WHAT THIS TASK INVOLVES
Without including any pictures, write out the listing below exactly.

DATA FOR THE TASK
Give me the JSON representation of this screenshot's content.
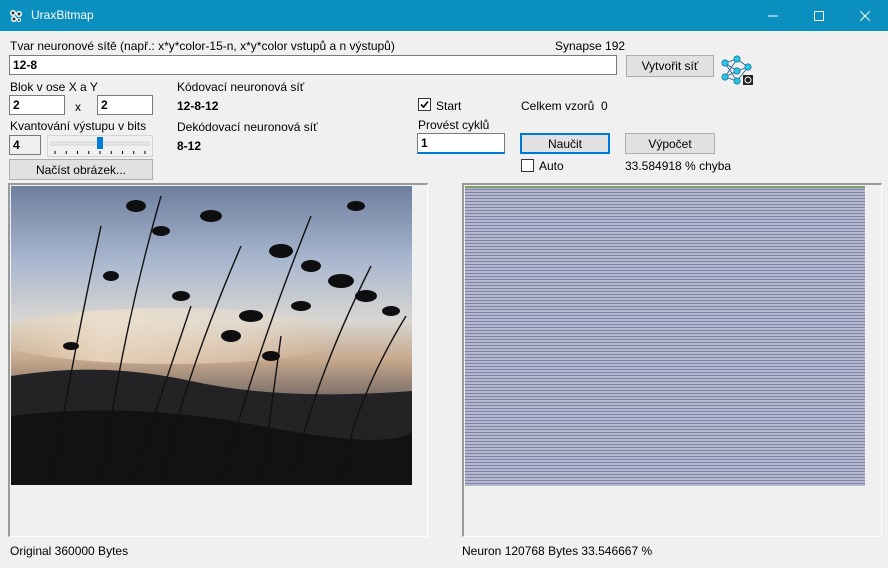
{
  "window": {
    "title": "UraxBitmap",
    "minimize_icon": "minimize-icon",
    "maximize_icon": "maximize-icon",
    "close_icon": "close-icon"
  },
  "network": {
    "shape_label": "Tvar neuronové sítě (např.: x*y*color-15-n, x*y*color vstupů a n výstupů)",
    "synapse_label": "Synapse 192",
    "shape_value": "12-8",
    "create_button": "Vytvořit síť",
    "network_icon": "neural-network-icon"
  },
  "block": {
    "label": "Blok v ose X a Y",
    "x_value": "2",
    "separator": "x",
    "y_value": "2"
  },
  "quantization": {
    "label": "Kvantování výstupu v bits",
    "value": "4",
    "slider_level": 4,
    "slider_max": 8
  },
  "load_button": "Načíst obrázek...",
  "encoding": {
    "coding_label": "Kódovací neuronová síť",
    "coding_value": "12-8-12",
    "decoding_label": "Dekódovací neuronová síť",
    "decoding_value": "8-12"
  },
  "controls": {
    "start_label": "Start",
    "start_checked": true,
    "cycles_label": "Provést cyklů",
    "cycles_value": "1",
    "total_label": "Celkem vzorů",
    "total_value": "0",
    "learn_button": "Naučit",
    "compute_button": "Výpočet",
    "auto_label": "Auto",
    "auto_checked": false,
    "error_text": "33.584918 % chyba"
  },
  "status": {
    "original_text": "Original  360000 Bytes",
    "neuron_text": "Neuron   120768 Bytes   33.546667 %"
  },
  "colors": {
    "titlebar": "#0a8fbf",
    "focus_blue": "#0078d7",
    "neuron_stripe_a": "#7f7fa8",
    "neuron_stripe_b": "#b5b9ce"
  }
}
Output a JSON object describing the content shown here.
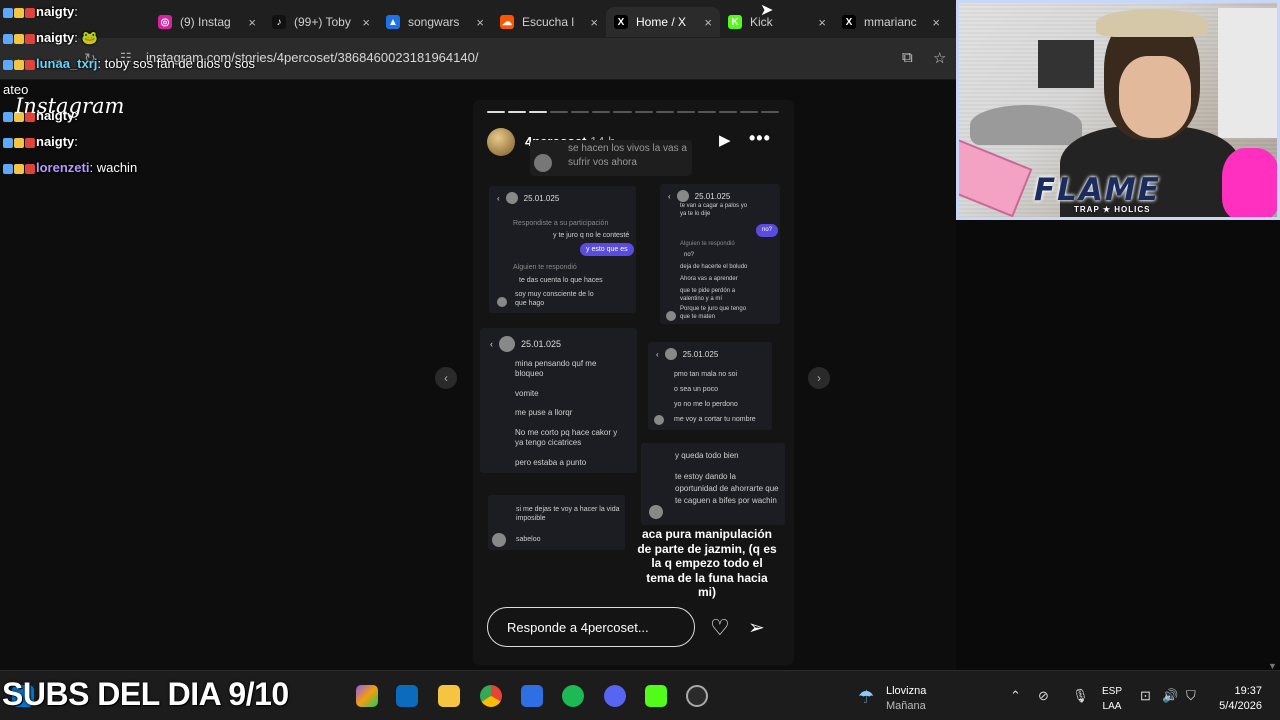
{
  "browser": {
    "tabs": [
      {
        "title": "(9) Instag",
        "color": "#d6249f",
        "icon": "instagram-icon",
        "glyph": "◎"
      },
      {
        "title": "(99+) Toby",
        "color": "#111111",
        "icon": "tiktok-icon",
        "glyph": "♪"
      },
      {
        "title": "songwars",
        "color": "#1a73e8",
        "icon": "drive-icon",
        "glyph": "▲"
      },
      {
        "title": "Escucha l",
        "color": "#ff5500",
        "icon": "soundcloud-icon",
        "glyph": "☁"
      },
      {
        "title": "Home / X",
        "color": "#000000",
        "icon": "x-icon",
        "glyph": "X"
      },
      {
        "title": "Kick",
        "color": "#53fc18",
        "icon": "kick-icon",
        "glyph": "K"
      },
      {
        "title": "mmarianc",
        "color": "#000000",
        "icon": "x-icon",
        "glyph": "X"
      }
    ],
    "close_glyph": "×",
    "url": "instagram.com/stories/4percoset/3868460023181964140/"
  },
  "chat": [
    {
      "user": "naigty",
      "text": "",
      "color": "#ffffff"
    },
    {
      "user": "naigty",
      "text": "🐸",
      "color": "#ffffff"
    },
    {
      "user": "lunaa_txrj",
      "text": "toby sos fan de dios o sos",
      "color": "#5fd7ff"
    },
    {
      "user": "",
      "text": "ateo",
      "color": "#ffffff"
    },
    {
      "user": "naigty",
      "text": "",
      "color": "#ffffff"
    },
    {
      "user": "naigty",
      "text": "",
      "color": "#ffffff"
    },
    {
      "user": "lorenzeti",
      "text": "wachin",
      "color": "#b39bff"
    }
  ],
  "instagram_logo": "Instagram",
  "story": {
    "username": "4percoset",
    "time": "14 h",
    "note_text": "se hacen los vivos la vas a sufrir vos ahora",
    "progress_total": 14,
    "progress_done": 3,
    "caption": "aca pura manipulación de parte de jazmin, (q es la q empezo todo el tema de la funa hacia mi)",
    "reply_placeholder": "Responde a 4percoset...",
    "cards": [
      {
        "date": "25.01.025",
        "messages": [
          "Respondiste a su participación",
          "y te juro q no le contesté",
          "y esto que es",
          "Alguien te respondió",
          "te das cuenta lo que haces",
          "soy muy consciente de lo que hago"
        ]
      },
      {
        "date": "25.01.025",
        "messages": [
          "te van a cagar a palos yo ya te lo dije",
          "no?",
          "Alguien te respondió",
          "no?",
          "deja de hacerte el boludo",
          "Ahora vas a aprender",
          "que te pide perdón a valentino y a mí",
          "Porque te juro que tengo que te maten"
        ]
      },
      {
        "date": "25.01.025",
        "messages": [
          "mina pensando quf me bloqueo",
          "vomite",
          "me puse a llorqr",
          "No me corto pq hace cakor y ya tengo cicatrices",
          "pero estaba a punto"
        ]
      },
      {
        "date": "25.01.025",
        "messages": [
          "pmo tan mala no soi",
          "o sea un poco",
          "yo no me lo perdono",
          "me voy a cortar tu nombre"
        ]
      },
      {
        "messages": [
          "y queda todo bien",
          "te estoy dando la oportunidad de ahorrarte que te caguen a bifes por wachin"
        ]
      },
      {
        "messages": [
          "si me dejas te voy a hacer la vida imposible",
          "sabeloo"
        ]
      }
    ]
  },
  "webcam": {
    "brand": "FLAME",
    "brand_sub": "TRAP ★ HOLICS"
  },
  "taskbar": {
    "overlay_text": "SUBS DEL DIA 9/10",
    "weather_title": "Llovizna",
    "weather_sub": "Mañana",
    "lang_1": "ESP",
    "lang_2": "LAA",
    "time": "19:37",
    "date": "5/4/2026"
  }
}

REPLY
Give me the JSON representation of this screenshot's content.
{
  "window": {
    "title": "UraxBitmap",
    "minimize_icon": "minimize-icon",
    "maximize_icon": "maximize-icon",
    "close_icon": "close-icon"
  },
  "network": {
    "shape_label": "Tvar neuronové sítě (např.: x*y*color-15-n, x*y*color vstupů a n výstupů)",
    "synapse_label": "Synapse 192",
    "shape_value": "12-8",
    "create_button": "Vytvořit síť",
    "network_icon": "neural-network-icon"
  },
  "block": {
    "label": "Blok v ose X a Y",
    "x_value": "2",
    "separator": "x",
    "y_value": "2"
  },
  "quantization": {
    "label": "Kvantování výstupu v bits",
    "value": "4",
    "slider_level": 4,
    "slider_max": 8
  },
  "load_button": "Načíst obrázek...",
  "encoding": {
    "coding_label": "Kódovací neuronová síť",
    "coding_value": "12-8-12",
    "decoding_label": "Dekódovací neuronová síť",
    "decoding_value": "8-12"
  },
  "controls": {
    "start_label": "Start",
    "start_checked": true,
    "cycles_label": "Provést cyklů",
    "cycles_value": "1",
    "total_label": "Celkem vzorů",
    "total_value": "0",
    "learn_button": "Naučit",
    "compute_button": "Výpočet",
    "auto_label": "Auto",
    "auto_checked": false,
    "error_text": "33.584918 % chyba"
  },
  "status": {
    "original_text": "Original  360000 Bytes",
    "neuron_text": "Neuron   120768 Bytes   33.546667 %"
  },
  "colors": {
    "titlebar": "#0a8fbf",
    "focus_blue": "#0078d7",
    "neuron_stripe_a": "#7f7fa8",
    "neuron_stripe_b": "#b5b9ce"
  }
}
Output a JSON object describing the content shown here.
{
  "browser": {
    "tabs": [
      {
        "title": "(9) Instag",
        "color": "#d6249f",
        "icon": "instagram-icon",
        "glyph": "◎"
      },
      {
        "title": "(99+) Toby",
        "color": "#111111",
        "icon": "tiktok-icon",
        "glyph": "♪"
      },
      {
        "title": "songwars",
        "color": "#1a73e8",
        "icon": "drive-icon",
        "glyph": "▲"
      },
      {
        "title": "Escucha l",
        "color": "#ff5500",
        "icon": "soundcloud-icon",
        "glyph": "☁"
      },
      {
        "title": "Home / X",
        "color": "#000000",
        "icon": "x-icon",
        "glyph": "X"
      },
      {
        "title": "Kick",
        "color": "#53fc18",
        "icon": "kick-icon",
        "glyph": "K"
      },
      {
        "title": "mmarianc",
        "color": "#000000",
        "icon": "x-icon",
        "glyph": "X"
      }
    ],
    "close_glyph": "×",
    "url": "instagram.com/stories/4percoset/3868460023181964140/"
  },
  "chat": [
    {
      "user": "naigty",
      "text": "",
      "color": "#ffffff"
    },
    {
      "user": "naigty",
      "text": "🐸",
      "color": "#ffffff"
    },
    {
      "user": "lunaa_txrj",
      "text": "toby sos fan de dios o sos",
      "color": "#5fd7ff"
    },
    {
      "user": "",
      "text": "ateo",
      "color": "#ffffff"
    },
    {
      "user": "naigty",
      "text": "",
      "color": "#ffffff"
    },
    {
      "user": "naigty",
      "text": "",
      "color": "#ffffff"
    },
    {
      "user": "lorenzeti",
      "text": "wachin",
      "color": "#b39bff"
    }
  ],
  "instagram_logo": "Instagram",
  "story": {
    "username": "4percoset",
    "time": "14 h",
    "note_text": "se hacen los vivos la vas a sufrir vos ahora",
    "progress_total": 14,
    "progress_done": 3,
    "caption": "aca pura manipulación de parte de jazmin, (q es la q empezo todo el tema de la funa hacia mi)",
    "reply_placeholder": "Responde a 4percoset...",
    "cards": [
      {
        "date": "25.01.025",
        "messages": [
          "Respondiste a su participación",
          "y te juro q no le contesté",
          "y esto que es",
          "Alguien te respondió",
          "te das cuenta lo que haces",
          "soy muy consciente de lo que hago"
        ]
      },
      {
        "date": "25.01.025",
        "messages": [
          "te van a cagar a palos yo ya te lo dije",
          "no?",
          "Alguien te respondió",
          "no?",
          "deja de hacerte el boludo",
          "Ahora vas a aprender",
          "que te pide perdón a valentino y a mí",
          "Porque te juro que tengo que te maten"
        ]
      },
      {
        "date": "25.01.025",
        "messages": [
          "mina pensando quf me bloqueo",
          "vomite",
          "me puse a llorqr",
          "No me corto pq hace cakor y ya tengo cicatrices",
          "pero estaba a punto"
        ]
      },
      {
        "date": "25.01.025",
        "messages": [
          "pmo tan mala no soi",
          "o sea un poco",
          "yo no me lo perdono",
          "me voy a cortar tu nombre"
        ]
      },
      {
        "messages": [
          "y queda todo bien",
          "te estoy dando la oportunidad de ahorrarte que te caguen a bifes por wachin"
        ]
      },
      {
        "messages": [
          "si me dejas te voy a hacer la vida imposible",
          "sabeloo"
        ]
      }
    ]
  },
  "webcam": {
    "brand": "FLAME",
    "brand_sub": "TRAP ★ HOLICS"
  },
  "taskbar": {
    "overlay_text": "SUBS DEL DIA 9/10",
    "weather_title": "Llovizna",
    "weather_sub": "Mañana",
    "lang_1": "ESP",
    "lang_2": "LAA",
    "time": "19:37",
    "date": "5/4/2026"
  }
}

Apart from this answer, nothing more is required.